ACN NEWS: Pope Francis Calls on Catholics to Pray for Syrian Families

16.08.2019 in ACN BENEFACTORS, ACN Canada, ACN International, ACN PROJECTS, Adapted by Amanda Bridget Griffin, International Catholic Charity Aid to the Church in Need, Persecution of Christians, Syria

POPE FRANCIS AND ACN – AN ACN EVENT SUPPORTING SYRIANS

Pope Francis calls on Catholics to pray for Syrian families

By Amanda Griffin and Maria Lozano, ACN International
Published on the web, Friday August 16, 2019

Rome/Montreal, Thursday August 15, 2019 – This Thursday, August 15th, Pope Francis welcomed a delegation from Aid to the Church in Need (ACN) and blessed 6,000 Rosaries which will be offered to the families of the war victims in Syria.

Committed to helping the suffering Christians in Syria ACN has, since 2011, supported approximately 850 projects with a budget of 52.5 million dollars. But it is clear that money is simply not enough. Spiritual support is necessary to heal the wounds and scars left by a long war.

“The Rosaries, made on the initiative of ACN, shall be a sign of my closeness to our brothers and sisters in Syria, especially those who have lost a loved one. We continue to pray the Rosary for peace in the Middle East and in the whole world.” The words of Pope Francis came during the Angelus prayers at the Vatican audience with the pontiff attended by ACN President, Thomas Heine-Geldern, as Pope Francis’ personal commitment to praying for peace in solidarity with the Syrian people.

 

Consoling my people – September 15th
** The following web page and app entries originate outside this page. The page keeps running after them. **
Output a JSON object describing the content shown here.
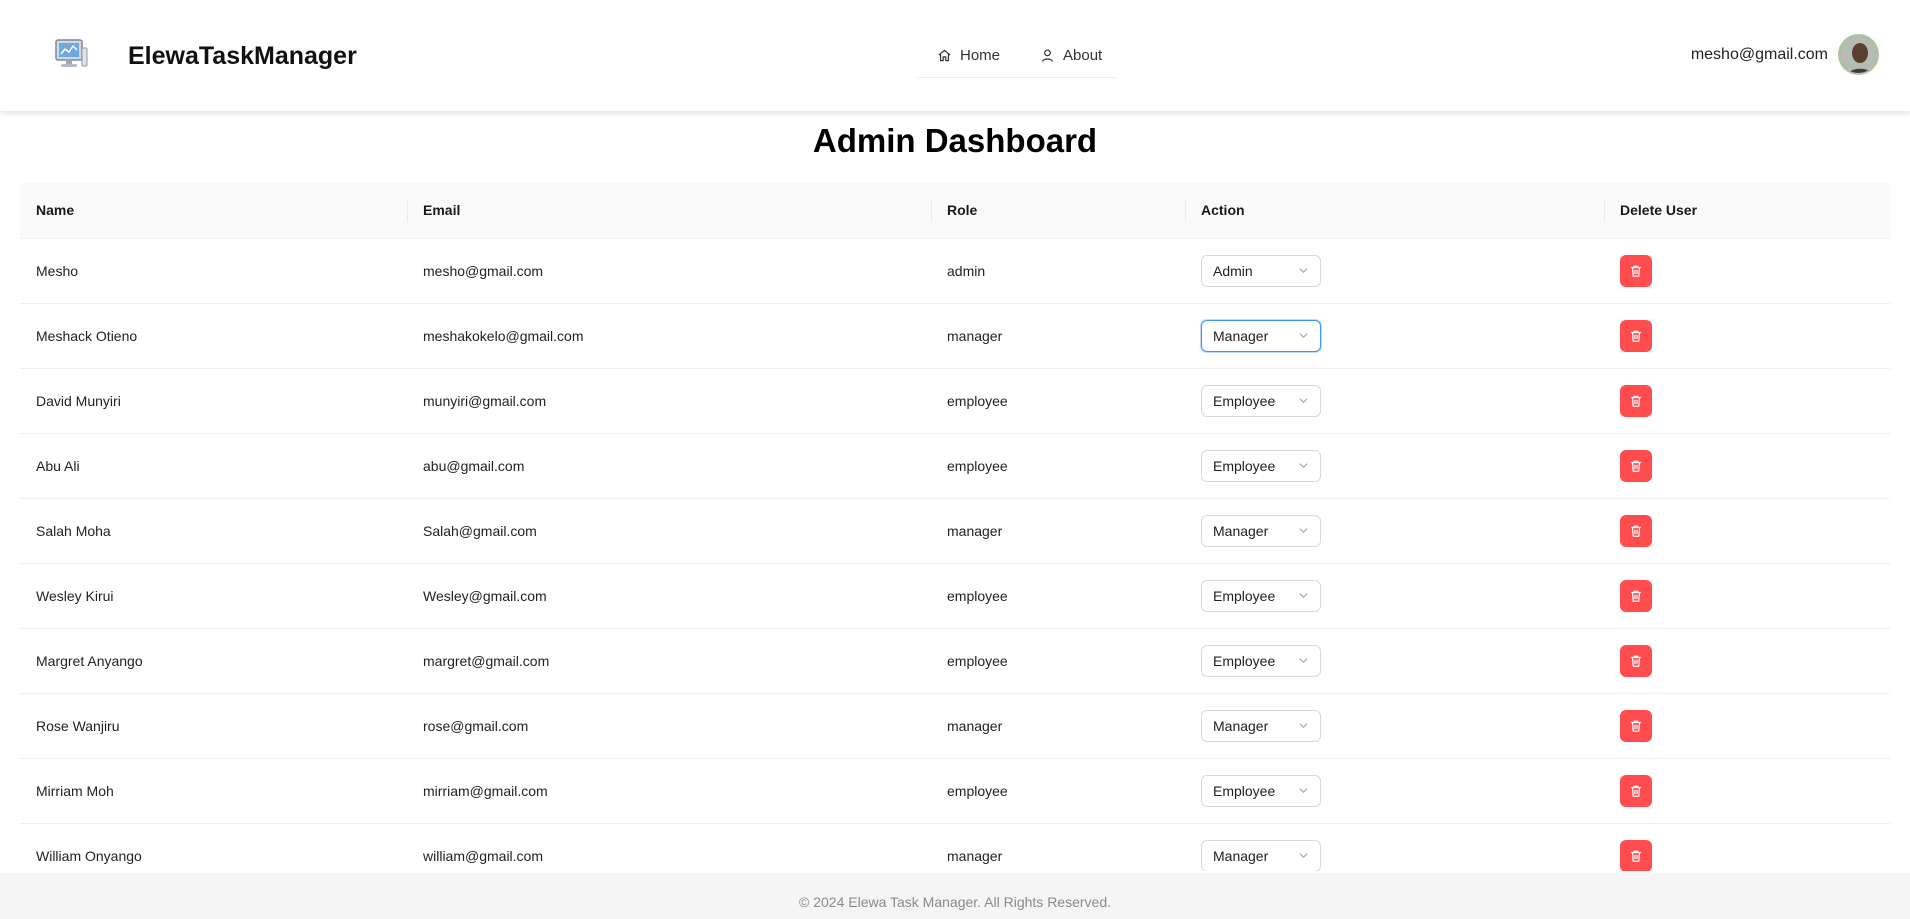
{
  "header": {
    "brand": "ElewaTaskManager",
    "logo_icon": "computer-monitor-icon",
    "nav": [
      {
        "label": "Home",
        "icon": "home-icon"
      },
      {
        "label": "About",
        "icon": "user-icon"
      }
    ],
    "user_email": "mesho@gmail.com"
  },
  "page_title": "Admin Dashboard",
  "table": {
    "columns": [
      "Name",
      "Email",
      "Role",
      "Action",
      "Delete User"
    ],
    "rows": [
      {
        "name": "Mesho",
        "email": "mesho@gmail.com",
        "role": "admin",
        "action": "Admin"
      },
      {
        "name": "Meshack Otieno",
        "email": "meshakokelo@gmail.com",
        "role": "manager",
        "action": "Manager"
      },
      {
        "name": "David Munyiri",
        "email": "munyiri@gmail.com",
        "role": "employee",
        "action": "Employee"
      },
      {
        "name": "Abu Ali",
        "email": "abu@gmail.com",
        "role": "employee",
        "action": "Employee"
      },
      {
        "name": "Salah Moha",
        "email": "Salah@gmail.com",
        "role": "manager",
        "action": "Manager"
      },
      {
        "name": "Wesley Kirui",
        "email": "Wesley@gmail.com",
        "role": "employee",
        "action": "Employee"
      },
      {
        "name": "Margret Anyango",
        "email": "margret@gmail.com",
        "role": "employee",
        "action": "Employee"
      },
      {
        "name": "Rose Wanjiru",
        "email": "rose@gmail.com",
        "role": "manager",
        "action": "Manager"
      },
      {
        "name": "Mirriam Moh",
        "email": "mirriam@gmail.com",
        "role": "employee",
        "action": "Employee"
      },
      {
        "name": "William Onyango",
        "email": "william@gmail.com",
        "role": "manager",
        "action": "Manager"
      }
    ],
    "focused_select_row": 1
  },
  "colors": {
    "delete_button": "#ff4d4f",
    "focus_border": "#4096ff"
  },
  "footer": {
    "text": "© 2024 Elewa Task Manager. All Rights Reserved."
  }
}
Considering the profound need for Christians, and indeed for the whole of Syrian society, for solidarity, consolation as well for forgiveness, reconciliation and purification of memory at both the personal and communal levels –the benediction of the Rosaries will be followed-up with a special celebration of prayers for peace in Syria, on Sunday, September 15, led by the Holy Father (In Rome).  The local Christian leaders with the support of the international pontifical charity are organizing a celebration in Syria on the Feast of Our Lady of Sorrows.  Prayers for the families of victims of war (killed and kidnapped alike). Pope Francis will bless the icon of “Our Lady of Sorrows, Consoler of Syrians” written by a Greek-Orthodox priest in Homs.

On the same date many celebrations will unfold in all Syrian parishes where pastoral gifts will be given to families in mourning, with a special Vespers and a Procession titled: Console my people (cf. Is 40:1). With the Console my people celebration, ACN hopes to provide a much needed spiritual consolation and moral support to Syrian families and communities recovering from profound losses of members who were killed or kidnapped, to console families who mourn the loss of their dearest ones and commemorate the victims of war.

 

ACN Drop of Milk campaign for the children of Homs

Aid to the Church in Need Canada has launched a campaign to help the children in the city of Homs, Syria. The goal is to give milk daily to children of 0 to 10 years old, for a period of six months.  The objective is to raise 378,000 dollars.

Information: DropofMilk2019 or 1-800-585-6333.